Three innovators elected to National Academy of Inventors
Three UC Berkeley faculty members – Tsu-Jae King Liu and Eli Yablonovitch of electrical engineering and computer sciences and Daniel Portnoy of molecular and cell biology and public health – have been named fellows of the National Academy of Inventors, an organization that champions the societal benefits of university research.
The three were among 155 new fellows announced today who together account for nearly 6,000 U.S. patents.
Liu, the TSMC Distinguished Professor in Microelectronics and a member of the Kavli Energy Nanosciences Institute at UC Berkeley, has contributed over her career to many developments in semiconductor devices and technology and co-invented, with UC Berkeley’s Chenming Hu, the FinFET transistor (fin field-effect transistor), which is used today in leading-edge integrated circuits.
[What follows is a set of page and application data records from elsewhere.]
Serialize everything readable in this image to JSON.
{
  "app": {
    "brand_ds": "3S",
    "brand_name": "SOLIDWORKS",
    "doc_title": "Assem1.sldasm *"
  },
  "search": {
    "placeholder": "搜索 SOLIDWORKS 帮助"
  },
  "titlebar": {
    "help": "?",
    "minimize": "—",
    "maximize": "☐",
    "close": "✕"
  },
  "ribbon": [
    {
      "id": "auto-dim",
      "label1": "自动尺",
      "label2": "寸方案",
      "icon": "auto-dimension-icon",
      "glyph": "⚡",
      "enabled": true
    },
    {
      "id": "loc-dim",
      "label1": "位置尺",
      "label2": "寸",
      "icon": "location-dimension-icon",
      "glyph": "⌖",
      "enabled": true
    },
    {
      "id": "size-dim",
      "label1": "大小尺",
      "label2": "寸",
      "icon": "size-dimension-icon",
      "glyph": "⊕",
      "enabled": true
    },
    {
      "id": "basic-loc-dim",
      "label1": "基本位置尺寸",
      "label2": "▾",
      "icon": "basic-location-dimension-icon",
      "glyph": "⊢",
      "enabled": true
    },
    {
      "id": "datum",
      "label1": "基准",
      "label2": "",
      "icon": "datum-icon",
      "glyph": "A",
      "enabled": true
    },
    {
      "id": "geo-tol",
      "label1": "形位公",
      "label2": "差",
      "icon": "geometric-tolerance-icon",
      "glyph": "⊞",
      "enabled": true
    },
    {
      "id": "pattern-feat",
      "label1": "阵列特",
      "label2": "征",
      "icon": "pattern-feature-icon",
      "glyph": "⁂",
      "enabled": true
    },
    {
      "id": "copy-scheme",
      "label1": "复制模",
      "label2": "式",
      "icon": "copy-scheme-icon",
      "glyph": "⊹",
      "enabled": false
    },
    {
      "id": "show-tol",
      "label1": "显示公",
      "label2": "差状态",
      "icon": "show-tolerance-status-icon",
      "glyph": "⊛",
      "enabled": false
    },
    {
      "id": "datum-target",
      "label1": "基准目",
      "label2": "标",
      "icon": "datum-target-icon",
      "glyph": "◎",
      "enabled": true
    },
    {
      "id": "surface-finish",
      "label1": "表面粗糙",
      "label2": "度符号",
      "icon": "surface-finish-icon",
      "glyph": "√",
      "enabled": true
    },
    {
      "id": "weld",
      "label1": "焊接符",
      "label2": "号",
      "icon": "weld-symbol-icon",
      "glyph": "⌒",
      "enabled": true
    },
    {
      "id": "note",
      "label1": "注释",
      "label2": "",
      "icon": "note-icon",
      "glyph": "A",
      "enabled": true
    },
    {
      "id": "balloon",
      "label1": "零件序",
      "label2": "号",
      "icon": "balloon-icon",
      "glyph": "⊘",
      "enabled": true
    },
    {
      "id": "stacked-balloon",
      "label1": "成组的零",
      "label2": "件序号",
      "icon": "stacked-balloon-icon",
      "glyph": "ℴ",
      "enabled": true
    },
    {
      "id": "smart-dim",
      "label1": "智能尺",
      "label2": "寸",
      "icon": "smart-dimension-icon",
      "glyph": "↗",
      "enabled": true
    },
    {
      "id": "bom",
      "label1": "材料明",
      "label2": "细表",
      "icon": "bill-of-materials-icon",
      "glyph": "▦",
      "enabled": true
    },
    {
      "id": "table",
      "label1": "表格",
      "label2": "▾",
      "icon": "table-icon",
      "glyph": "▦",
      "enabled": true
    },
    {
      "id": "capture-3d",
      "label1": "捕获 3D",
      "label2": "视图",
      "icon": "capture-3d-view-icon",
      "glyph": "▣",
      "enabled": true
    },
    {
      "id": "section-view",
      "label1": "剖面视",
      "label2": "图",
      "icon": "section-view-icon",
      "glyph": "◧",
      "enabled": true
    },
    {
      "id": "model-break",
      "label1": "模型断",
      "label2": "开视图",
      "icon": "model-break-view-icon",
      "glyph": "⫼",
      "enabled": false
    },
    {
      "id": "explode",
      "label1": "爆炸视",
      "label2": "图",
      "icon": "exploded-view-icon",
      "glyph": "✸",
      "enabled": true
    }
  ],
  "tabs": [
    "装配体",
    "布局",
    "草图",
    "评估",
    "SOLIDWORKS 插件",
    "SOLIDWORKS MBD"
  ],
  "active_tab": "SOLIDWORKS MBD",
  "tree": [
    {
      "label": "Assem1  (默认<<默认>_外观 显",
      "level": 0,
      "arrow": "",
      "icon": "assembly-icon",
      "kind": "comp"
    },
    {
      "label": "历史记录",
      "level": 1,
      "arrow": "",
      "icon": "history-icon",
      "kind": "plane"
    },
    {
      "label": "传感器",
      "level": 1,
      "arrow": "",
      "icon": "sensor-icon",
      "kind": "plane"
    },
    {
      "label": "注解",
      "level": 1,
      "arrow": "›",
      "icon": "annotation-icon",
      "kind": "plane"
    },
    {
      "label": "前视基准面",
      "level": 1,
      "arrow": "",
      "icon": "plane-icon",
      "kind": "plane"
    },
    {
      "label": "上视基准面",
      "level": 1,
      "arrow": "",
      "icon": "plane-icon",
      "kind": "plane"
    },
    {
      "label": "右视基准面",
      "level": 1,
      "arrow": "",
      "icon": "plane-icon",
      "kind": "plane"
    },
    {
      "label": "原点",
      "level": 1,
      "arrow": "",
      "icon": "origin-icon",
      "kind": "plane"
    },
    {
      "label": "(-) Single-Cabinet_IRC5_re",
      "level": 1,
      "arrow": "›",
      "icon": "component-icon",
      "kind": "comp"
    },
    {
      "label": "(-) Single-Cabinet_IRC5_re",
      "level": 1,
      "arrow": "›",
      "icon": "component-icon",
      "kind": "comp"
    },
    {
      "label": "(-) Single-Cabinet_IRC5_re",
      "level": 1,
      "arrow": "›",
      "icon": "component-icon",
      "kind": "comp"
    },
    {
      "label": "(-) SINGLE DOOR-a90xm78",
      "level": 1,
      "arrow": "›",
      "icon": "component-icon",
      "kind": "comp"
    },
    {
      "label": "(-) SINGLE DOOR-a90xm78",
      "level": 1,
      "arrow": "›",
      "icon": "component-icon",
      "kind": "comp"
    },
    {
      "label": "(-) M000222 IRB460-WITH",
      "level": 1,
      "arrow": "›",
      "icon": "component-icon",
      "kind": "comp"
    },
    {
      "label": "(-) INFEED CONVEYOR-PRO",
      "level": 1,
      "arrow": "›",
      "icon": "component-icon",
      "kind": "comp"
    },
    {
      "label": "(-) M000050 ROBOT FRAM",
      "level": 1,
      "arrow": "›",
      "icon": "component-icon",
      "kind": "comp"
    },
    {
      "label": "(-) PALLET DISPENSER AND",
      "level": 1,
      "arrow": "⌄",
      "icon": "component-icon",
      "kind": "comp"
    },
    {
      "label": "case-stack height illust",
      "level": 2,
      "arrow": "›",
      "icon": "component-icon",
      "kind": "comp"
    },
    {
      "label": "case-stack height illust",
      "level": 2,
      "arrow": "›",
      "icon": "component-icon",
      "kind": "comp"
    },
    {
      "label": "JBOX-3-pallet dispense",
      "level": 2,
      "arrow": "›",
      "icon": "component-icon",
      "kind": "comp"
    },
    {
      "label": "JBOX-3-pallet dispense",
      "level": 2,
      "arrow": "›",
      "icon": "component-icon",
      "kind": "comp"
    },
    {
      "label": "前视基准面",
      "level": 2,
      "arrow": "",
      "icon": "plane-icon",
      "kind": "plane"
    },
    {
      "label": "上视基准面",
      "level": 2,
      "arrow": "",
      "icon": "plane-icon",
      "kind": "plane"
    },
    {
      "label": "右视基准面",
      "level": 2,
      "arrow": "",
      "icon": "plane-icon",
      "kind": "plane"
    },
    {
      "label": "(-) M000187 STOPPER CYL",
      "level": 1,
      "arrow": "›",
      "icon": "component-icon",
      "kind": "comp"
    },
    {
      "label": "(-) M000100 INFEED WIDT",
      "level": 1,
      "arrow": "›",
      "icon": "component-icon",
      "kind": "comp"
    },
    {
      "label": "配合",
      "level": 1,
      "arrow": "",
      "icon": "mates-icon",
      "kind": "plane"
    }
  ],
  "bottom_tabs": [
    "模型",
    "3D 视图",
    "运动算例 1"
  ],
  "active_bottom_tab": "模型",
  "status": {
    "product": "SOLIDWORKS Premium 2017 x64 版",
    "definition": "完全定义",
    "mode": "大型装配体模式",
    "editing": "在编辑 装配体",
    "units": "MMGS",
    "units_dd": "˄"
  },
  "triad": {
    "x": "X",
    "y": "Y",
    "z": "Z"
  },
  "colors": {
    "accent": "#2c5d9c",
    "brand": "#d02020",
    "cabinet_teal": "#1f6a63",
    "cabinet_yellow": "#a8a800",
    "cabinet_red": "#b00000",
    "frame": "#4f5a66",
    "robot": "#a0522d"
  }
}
She was instrumental in demonstrating the reliability and scalability of FinFETs, and presently holds 94 patents and an additional 80 patents pending in the field of semiconductor devices and fabrication methods. Thirty-seven of her issued patents were assigned to a company she cofounded, Progressant Technologies, Inc., which was acquired by Synopsys, Inc.
Portnoy, the Edward Penhoet Distinguished Chair in Global Public Health and Infectious Diseases, is a leading expert on the food-borne pathogen Listeria monocytogenes, which serves as a model for other more dangerous bacterial diseases. His pioneering research on microbial pathogenesis has led to cancer immunotherapies, vaccine discovery and vaccine development platforms. He holds 19 U.S. and eight international patents, and has over 25 patent applications pending. Many of his patents have been licensed to biotechnology companies, where his inventions are being translated into cancer immunotherapeutics and novel vaccine discovery.
Yablonovitch, director of the multi-university National Science Foundation-funded Center for Energy Efficient Electronics Science, is a pioneer in optoelectronics, the technology that makes high-speed internet communications possible. He championed the use of strained semiconductor lasers in today’s optical telecommunication and coined the term “photonic crystal” – an artificial structure that manipulates beams of light in the same way that silicon and other semiconductors control electric currents. His startup company Ethertronics Inc. has shipped over 1.7 billion cellphone antennas, and Luxtera Inc., a company he cofounded, is the originator and world leader in silicon photonics.
UC Berkeley now has 14 living fellows in the National Academy of Inventors, including Paul Alivisatos, Jennifer Doudna, Amy Herr, Chenming Hu, Enrique Iglesia, Jay Keasling, Michael Marletta, Richard Mathies, Jasper Rine, George Smoot, and Paul Wright. The late Charles Townes was also a fellow.